__Information provided__

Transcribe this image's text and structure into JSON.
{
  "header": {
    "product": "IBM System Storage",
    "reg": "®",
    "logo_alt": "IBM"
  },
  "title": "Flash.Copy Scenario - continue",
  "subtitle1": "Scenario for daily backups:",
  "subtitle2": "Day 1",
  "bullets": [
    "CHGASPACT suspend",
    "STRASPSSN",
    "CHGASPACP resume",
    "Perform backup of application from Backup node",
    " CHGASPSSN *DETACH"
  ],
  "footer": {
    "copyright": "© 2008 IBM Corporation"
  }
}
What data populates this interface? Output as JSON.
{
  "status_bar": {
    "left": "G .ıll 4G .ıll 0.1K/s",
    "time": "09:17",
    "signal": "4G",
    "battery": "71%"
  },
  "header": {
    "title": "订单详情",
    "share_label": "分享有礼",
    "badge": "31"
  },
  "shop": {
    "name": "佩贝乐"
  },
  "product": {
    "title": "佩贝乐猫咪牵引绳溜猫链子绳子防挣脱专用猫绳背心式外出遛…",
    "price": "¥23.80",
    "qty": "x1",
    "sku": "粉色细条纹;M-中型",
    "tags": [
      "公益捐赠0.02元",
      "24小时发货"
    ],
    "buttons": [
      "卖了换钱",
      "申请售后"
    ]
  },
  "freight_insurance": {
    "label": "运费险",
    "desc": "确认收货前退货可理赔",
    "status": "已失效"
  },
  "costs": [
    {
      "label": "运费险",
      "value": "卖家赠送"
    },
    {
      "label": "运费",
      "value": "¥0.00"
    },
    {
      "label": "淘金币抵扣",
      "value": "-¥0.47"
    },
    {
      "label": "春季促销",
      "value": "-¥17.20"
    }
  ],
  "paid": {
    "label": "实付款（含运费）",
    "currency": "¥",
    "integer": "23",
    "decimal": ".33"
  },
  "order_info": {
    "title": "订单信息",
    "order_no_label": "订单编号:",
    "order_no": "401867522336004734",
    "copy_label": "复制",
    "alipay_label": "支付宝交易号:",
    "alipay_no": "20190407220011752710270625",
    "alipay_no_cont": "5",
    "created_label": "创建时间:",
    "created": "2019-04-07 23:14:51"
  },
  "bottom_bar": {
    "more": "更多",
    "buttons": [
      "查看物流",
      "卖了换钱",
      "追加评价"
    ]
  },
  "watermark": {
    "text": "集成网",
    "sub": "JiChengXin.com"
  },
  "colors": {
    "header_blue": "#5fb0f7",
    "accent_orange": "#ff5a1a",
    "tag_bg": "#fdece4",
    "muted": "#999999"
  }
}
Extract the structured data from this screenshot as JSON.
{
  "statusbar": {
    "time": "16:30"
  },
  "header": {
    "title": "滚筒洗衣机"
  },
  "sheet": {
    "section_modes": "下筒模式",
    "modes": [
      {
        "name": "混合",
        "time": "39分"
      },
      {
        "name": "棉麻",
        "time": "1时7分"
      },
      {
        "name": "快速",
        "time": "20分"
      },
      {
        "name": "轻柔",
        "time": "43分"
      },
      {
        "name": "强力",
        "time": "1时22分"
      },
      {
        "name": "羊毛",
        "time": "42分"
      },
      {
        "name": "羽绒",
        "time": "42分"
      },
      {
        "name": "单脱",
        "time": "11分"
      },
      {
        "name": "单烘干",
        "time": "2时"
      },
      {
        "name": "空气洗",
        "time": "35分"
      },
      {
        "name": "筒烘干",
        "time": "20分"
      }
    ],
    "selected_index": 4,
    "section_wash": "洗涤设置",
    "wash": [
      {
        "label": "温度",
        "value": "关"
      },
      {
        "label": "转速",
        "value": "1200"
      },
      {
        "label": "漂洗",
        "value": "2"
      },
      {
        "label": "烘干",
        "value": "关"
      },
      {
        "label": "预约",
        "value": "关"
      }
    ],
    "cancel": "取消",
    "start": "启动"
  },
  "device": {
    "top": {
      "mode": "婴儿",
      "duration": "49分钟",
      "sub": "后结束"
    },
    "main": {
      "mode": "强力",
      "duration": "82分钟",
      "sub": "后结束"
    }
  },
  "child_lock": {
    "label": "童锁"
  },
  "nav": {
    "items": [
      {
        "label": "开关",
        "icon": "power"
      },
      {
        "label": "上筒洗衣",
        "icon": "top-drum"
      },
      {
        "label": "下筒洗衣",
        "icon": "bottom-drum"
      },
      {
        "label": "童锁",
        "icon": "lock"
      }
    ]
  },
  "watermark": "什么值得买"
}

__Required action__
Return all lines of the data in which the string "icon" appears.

__Result of the exercise__
        "icon": "power"
        "icon": "top-drum"
        "icon": "bottom-drum"
        "icon": "lock"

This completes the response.